Action item. Pick out each line with the word "JSON" from the material that follows.

====================

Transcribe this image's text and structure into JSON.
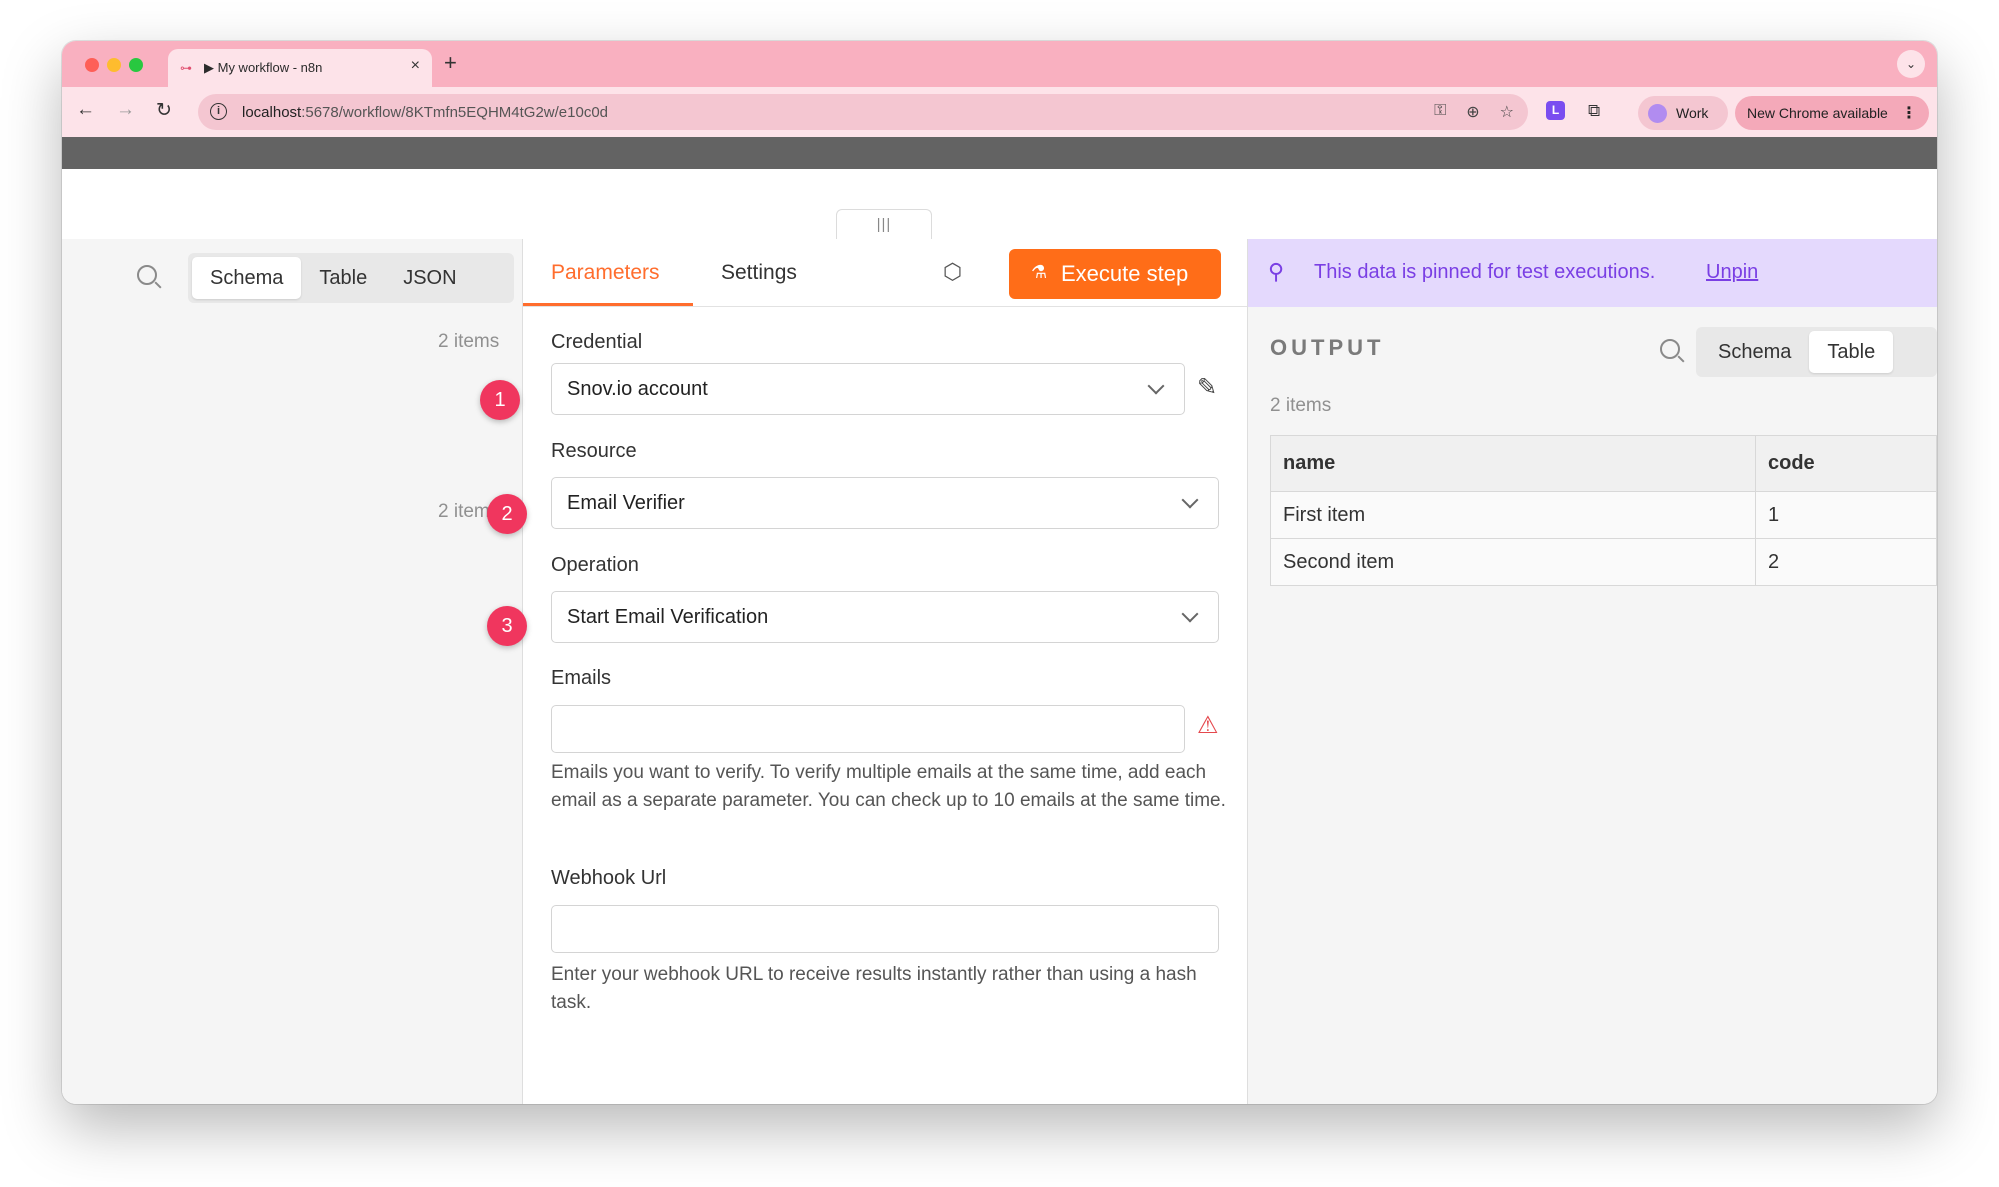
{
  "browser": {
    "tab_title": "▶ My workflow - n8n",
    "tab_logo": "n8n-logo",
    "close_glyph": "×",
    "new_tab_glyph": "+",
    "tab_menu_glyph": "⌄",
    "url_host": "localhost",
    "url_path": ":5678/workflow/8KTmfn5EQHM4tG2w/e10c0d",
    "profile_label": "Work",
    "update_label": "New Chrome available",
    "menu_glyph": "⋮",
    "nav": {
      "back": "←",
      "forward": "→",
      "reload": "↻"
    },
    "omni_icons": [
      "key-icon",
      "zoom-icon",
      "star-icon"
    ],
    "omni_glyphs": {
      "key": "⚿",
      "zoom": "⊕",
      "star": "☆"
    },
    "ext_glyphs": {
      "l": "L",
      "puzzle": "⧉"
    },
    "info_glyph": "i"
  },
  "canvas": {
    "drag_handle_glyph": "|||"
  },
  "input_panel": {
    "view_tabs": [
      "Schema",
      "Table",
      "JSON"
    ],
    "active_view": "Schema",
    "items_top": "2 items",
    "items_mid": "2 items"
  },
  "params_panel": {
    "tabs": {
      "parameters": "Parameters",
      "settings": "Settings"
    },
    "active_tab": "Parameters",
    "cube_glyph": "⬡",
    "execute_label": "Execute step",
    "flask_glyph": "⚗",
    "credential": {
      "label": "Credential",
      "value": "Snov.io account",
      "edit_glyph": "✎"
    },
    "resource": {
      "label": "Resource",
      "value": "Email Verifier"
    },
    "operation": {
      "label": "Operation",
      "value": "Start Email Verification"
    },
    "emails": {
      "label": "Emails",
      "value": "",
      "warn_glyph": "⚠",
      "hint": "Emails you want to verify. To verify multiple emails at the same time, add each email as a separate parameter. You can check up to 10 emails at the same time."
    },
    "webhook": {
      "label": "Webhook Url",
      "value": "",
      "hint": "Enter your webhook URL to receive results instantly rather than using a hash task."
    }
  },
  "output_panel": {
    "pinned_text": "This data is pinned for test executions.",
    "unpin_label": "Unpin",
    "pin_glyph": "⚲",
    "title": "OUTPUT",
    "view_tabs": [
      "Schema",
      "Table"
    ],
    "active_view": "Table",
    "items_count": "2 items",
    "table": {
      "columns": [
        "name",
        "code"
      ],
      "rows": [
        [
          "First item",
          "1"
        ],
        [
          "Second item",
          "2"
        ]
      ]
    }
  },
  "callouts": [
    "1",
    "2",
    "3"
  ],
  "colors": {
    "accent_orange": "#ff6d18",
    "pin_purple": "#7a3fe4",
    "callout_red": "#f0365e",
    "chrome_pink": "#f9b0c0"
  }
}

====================

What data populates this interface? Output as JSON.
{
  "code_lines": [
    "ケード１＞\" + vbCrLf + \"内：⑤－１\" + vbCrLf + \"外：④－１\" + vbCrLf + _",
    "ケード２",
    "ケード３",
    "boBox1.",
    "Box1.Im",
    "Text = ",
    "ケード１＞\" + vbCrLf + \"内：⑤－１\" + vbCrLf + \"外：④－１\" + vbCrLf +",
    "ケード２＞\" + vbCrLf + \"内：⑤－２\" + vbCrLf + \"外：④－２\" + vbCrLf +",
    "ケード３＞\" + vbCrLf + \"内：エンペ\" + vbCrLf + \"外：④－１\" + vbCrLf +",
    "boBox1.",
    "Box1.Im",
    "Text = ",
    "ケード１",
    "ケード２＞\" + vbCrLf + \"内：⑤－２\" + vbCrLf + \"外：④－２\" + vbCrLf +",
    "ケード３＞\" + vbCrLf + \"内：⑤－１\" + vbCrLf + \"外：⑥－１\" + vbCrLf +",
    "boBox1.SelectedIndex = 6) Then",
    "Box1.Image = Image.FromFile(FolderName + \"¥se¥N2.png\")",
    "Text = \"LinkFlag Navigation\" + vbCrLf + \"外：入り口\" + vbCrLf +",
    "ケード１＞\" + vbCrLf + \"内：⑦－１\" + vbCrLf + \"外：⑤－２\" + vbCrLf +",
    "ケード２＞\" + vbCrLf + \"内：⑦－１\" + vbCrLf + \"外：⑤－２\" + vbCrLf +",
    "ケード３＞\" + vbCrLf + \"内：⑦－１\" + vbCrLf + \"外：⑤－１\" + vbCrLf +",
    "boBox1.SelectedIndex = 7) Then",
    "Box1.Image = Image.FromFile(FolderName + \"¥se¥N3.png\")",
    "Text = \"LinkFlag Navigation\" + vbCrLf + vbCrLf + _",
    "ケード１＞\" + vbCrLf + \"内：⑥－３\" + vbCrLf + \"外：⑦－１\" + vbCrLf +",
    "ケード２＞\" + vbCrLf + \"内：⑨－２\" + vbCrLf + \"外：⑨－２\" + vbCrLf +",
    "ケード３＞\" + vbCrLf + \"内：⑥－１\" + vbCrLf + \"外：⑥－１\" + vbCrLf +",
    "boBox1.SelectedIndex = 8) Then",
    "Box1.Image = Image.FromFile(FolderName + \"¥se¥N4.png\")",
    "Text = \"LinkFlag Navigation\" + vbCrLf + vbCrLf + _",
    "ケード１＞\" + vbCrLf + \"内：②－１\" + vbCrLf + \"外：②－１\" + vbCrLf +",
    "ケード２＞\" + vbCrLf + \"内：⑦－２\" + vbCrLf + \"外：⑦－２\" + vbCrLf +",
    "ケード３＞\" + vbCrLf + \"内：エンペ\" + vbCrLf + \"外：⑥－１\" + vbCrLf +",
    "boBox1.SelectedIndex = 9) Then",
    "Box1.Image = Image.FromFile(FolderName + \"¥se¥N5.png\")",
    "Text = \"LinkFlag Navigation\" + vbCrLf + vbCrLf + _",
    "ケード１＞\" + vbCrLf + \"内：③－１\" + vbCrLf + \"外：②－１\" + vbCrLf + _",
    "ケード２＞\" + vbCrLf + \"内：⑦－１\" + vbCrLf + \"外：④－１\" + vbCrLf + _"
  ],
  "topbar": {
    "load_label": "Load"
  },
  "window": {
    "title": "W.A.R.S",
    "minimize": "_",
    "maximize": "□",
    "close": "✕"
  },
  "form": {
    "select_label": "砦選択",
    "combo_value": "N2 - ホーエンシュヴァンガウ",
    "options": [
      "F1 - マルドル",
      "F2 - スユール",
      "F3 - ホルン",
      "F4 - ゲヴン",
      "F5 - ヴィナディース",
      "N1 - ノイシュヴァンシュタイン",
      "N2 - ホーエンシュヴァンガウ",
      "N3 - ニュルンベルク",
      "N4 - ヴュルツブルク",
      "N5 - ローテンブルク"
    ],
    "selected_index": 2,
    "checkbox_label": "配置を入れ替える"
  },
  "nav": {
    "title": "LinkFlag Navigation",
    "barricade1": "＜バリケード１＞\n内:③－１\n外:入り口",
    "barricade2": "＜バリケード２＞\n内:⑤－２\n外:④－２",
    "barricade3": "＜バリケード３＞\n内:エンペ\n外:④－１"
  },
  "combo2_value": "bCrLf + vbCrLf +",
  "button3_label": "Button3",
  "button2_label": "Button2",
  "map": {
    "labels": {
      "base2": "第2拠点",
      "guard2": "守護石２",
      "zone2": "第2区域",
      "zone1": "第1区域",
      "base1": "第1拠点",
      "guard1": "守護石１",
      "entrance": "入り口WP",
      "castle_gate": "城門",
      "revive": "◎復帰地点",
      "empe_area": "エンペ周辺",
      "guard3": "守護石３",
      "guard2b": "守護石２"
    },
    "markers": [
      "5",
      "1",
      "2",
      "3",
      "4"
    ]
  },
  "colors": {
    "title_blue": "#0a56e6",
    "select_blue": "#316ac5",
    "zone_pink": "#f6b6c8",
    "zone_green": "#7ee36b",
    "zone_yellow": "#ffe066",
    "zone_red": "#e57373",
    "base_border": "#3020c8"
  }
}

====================

Finished task.
Transcribe this image's text and structure into JSON.
      "JSON"
What data populates this interface? Output as JSON.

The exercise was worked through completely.